Vivendi Brand Marketing released a comprehensive report titled “Gen Z & Entertainment” on those born between 2000 and 2012 (Although most would deem Generation Z to include those born between 1995 and 2010.). The report looks at how “they connect with books, festivals, gaming, music and series in a new and different way.”
The “Billie Eilish” generation (named after the Gen Z music phenom) is accurately noted as the largest generation on Earth, and they “mark a radical break from the expectations, behavior and mindset of their elders.”
Drawing from findings from more 60 reports, additional in-house research and extensive collaboration across all Vivendi businesses, they determined the following key traits that best characterize Generation Z:
Gen Z have an 8-second attention span, but at the same time are aces at absorbing content quickly, as exemplified with Tiktok, the app best associated with them.
Gen Z are connected. 72% use social media while watching television. As opposed to millennials and their “selfie culture,” they are all about authenticity and showing their genuine selves.
Gen Z are inclusive, tolerant and abhor discrimination. Activists and conscious consumers, they are fully aware of their environmental footprint, willing to spend less on material goods and more on in real life experiences.
Gen Z feel anxious. Always connected, their unfiltered view of the world fuels anxiety. Mindful of digital overload, they desire immersive, real-life moments that capture their full attention and alleviate their stress. Apps such as Flipd help them to digital “detox” and unplug from their digital life.

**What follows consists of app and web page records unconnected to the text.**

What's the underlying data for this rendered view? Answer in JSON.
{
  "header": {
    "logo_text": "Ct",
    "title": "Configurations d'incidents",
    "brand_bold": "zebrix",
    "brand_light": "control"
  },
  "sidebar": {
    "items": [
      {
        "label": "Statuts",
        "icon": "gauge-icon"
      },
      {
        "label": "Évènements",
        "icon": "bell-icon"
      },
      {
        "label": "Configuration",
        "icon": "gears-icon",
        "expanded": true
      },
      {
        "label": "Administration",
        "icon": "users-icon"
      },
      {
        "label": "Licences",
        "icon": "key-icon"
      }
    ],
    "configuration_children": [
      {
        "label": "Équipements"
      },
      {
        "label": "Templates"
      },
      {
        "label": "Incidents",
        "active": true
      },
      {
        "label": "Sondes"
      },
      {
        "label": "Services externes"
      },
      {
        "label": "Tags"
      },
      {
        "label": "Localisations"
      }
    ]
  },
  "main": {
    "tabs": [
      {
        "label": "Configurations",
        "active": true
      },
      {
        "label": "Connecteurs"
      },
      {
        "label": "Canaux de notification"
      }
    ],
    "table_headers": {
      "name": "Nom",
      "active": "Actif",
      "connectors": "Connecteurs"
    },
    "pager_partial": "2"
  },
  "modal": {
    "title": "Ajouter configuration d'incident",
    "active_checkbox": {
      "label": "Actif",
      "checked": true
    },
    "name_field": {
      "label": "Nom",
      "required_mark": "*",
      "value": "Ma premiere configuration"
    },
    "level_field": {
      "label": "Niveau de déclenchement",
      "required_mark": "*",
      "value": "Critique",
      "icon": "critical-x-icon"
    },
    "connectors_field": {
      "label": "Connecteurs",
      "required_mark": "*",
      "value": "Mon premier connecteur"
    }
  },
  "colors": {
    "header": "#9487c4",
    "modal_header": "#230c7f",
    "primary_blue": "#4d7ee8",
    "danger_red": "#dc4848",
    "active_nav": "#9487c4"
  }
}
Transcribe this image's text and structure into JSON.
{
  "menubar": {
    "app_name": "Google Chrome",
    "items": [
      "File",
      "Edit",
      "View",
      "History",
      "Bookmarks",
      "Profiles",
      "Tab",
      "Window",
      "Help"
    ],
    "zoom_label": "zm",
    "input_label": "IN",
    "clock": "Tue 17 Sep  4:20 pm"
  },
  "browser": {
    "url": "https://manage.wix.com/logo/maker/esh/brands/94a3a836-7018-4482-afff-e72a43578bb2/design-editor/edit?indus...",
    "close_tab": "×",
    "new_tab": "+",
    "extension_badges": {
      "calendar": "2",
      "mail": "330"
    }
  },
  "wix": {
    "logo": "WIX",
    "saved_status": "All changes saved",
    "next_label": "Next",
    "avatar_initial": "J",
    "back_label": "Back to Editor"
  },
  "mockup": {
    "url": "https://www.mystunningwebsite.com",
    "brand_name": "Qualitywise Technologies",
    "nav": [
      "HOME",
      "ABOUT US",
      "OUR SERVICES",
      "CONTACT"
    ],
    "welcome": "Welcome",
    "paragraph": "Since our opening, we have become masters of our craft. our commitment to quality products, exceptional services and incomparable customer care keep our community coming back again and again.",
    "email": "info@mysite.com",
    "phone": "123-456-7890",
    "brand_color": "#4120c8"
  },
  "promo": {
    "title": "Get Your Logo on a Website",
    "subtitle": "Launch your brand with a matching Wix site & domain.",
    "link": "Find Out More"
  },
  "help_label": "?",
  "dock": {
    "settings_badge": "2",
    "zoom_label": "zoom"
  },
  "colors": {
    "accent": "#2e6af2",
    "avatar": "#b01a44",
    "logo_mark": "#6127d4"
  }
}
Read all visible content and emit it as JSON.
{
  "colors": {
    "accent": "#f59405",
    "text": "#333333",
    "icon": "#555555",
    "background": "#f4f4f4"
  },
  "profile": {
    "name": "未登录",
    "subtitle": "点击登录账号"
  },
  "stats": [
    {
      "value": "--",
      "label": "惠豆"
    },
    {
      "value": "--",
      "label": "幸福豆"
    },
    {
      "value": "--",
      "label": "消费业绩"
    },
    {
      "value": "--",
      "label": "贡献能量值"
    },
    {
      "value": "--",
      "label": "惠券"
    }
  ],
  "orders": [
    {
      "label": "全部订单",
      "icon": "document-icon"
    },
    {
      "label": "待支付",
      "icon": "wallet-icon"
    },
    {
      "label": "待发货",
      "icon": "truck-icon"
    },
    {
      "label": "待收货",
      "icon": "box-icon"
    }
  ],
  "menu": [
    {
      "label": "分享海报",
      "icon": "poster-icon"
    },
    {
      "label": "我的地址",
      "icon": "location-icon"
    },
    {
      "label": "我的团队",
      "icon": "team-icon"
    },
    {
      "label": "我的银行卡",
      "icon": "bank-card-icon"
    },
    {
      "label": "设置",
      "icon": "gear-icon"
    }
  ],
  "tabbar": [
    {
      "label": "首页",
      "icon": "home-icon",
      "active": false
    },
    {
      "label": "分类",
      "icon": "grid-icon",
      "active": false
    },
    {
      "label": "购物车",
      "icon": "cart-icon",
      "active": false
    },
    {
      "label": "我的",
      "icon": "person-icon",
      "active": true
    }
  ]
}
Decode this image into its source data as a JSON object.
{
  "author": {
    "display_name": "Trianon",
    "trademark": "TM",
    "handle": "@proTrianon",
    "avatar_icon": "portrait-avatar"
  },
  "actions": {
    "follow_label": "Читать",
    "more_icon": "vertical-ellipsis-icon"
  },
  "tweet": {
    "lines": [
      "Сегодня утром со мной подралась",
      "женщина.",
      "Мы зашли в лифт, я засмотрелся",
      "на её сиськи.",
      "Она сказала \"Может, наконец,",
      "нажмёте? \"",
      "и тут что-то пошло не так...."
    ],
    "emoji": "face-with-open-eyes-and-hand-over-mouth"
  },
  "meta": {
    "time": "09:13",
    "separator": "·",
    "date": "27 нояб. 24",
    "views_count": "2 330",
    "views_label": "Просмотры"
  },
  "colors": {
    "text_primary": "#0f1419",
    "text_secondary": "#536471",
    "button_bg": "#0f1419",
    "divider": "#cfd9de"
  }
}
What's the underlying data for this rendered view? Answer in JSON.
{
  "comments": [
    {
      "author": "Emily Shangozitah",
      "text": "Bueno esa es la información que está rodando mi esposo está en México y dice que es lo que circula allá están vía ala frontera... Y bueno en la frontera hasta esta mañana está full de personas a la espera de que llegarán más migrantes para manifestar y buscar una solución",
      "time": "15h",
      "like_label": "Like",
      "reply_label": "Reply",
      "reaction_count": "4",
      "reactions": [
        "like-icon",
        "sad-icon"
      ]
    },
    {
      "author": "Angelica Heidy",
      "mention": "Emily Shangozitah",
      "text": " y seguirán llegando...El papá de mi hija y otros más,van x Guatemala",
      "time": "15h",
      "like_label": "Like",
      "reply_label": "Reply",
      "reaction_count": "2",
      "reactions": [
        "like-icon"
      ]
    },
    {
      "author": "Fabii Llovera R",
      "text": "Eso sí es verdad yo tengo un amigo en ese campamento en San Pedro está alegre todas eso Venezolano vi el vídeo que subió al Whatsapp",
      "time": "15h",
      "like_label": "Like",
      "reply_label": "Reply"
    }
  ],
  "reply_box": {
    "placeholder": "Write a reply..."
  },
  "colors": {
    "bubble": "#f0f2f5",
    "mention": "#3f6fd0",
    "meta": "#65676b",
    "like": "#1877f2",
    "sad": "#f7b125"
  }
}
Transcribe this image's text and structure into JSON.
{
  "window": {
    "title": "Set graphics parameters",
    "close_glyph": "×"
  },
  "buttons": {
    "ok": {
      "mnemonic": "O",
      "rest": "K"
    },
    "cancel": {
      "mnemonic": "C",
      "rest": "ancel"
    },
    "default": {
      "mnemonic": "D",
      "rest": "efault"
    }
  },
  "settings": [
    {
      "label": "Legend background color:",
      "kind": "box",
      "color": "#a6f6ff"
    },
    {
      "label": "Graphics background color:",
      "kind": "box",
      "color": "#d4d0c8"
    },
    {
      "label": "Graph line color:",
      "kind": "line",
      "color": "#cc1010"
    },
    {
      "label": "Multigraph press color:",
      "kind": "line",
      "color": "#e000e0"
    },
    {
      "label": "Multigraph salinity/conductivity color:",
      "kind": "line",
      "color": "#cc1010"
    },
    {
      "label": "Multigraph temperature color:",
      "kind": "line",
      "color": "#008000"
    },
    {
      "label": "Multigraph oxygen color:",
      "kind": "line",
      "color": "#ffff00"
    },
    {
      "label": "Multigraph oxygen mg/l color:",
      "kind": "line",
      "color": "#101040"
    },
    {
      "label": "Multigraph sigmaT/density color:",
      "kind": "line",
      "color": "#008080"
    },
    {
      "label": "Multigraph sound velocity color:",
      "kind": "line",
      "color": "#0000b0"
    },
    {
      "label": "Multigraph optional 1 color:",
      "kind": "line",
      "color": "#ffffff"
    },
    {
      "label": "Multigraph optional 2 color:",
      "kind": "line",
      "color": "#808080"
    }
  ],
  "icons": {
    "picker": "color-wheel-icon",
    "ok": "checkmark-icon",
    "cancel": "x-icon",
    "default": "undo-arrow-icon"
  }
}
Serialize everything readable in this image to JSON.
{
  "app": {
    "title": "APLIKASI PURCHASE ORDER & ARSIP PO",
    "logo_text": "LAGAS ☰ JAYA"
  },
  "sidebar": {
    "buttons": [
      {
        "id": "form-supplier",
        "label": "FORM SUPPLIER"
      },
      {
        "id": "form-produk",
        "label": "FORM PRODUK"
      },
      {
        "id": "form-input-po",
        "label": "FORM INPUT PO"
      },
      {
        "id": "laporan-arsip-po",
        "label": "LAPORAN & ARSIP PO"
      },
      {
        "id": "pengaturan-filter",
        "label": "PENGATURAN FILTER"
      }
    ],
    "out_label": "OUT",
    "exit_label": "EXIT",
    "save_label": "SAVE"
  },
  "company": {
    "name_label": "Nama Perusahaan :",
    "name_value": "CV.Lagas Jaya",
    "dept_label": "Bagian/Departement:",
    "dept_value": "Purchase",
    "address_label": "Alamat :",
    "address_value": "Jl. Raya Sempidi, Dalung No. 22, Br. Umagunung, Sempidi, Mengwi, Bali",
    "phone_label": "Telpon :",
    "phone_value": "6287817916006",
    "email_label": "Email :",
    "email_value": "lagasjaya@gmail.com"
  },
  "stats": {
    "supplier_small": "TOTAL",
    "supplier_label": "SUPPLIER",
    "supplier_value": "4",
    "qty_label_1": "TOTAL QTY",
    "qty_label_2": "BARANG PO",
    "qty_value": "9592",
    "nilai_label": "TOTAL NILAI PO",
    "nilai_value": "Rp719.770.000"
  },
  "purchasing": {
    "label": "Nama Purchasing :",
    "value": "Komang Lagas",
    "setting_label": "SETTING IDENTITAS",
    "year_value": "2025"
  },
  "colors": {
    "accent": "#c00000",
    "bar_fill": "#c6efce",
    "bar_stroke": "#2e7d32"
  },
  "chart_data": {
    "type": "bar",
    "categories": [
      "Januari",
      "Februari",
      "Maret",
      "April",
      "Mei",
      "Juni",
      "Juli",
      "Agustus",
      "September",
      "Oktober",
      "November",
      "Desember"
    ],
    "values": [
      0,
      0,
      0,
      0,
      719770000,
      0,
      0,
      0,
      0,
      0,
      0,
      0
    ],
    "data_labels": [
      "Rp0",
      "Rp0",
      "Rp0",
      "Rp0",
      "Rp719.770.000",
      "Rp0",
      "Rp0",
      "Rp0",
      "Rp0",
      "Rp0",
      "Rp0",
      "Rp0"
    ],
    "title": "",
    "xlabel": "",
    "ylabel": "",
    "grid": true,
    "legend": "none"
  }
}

Readers of my book Meet Generation Z will find these marks familiar. The telling point is that the early research revealed in that book is not only being substantiated, but also demonstrating that it is not changing as they age.
Why bother with Generation Z?
Consider three reasons:
They are the largest generation on the planet. If you care about reaching people for Jesus, you will care about Generation Z.
They are not simply shaping culture. Soon, they will constitute culture.
Most churches are tied to a specific generation. It may be because of the year the church was birthed; it may be because of the age of the senior pastor; it may be because of the era of its greatest growth. The danger of being generationally linked is that you will live and die by that generation. Wisdom would dictate that every church should keep its eye on the next generation, and the generation after that, in terms of outreach. That way you will not be a “one and done” church, but one that maintains vibrancy for, yes, generations.
So yes, “meet” Generation Z. But do not only meet them,
… reach them.
“Vivendi Unveils Extensive Report on Generation Z and How They Are Shaping the Entertainment Business,” Vivendi, March 9, 2020, read online.
James Emery White, Meet Generation Z (Baker).
This article originally appeared here.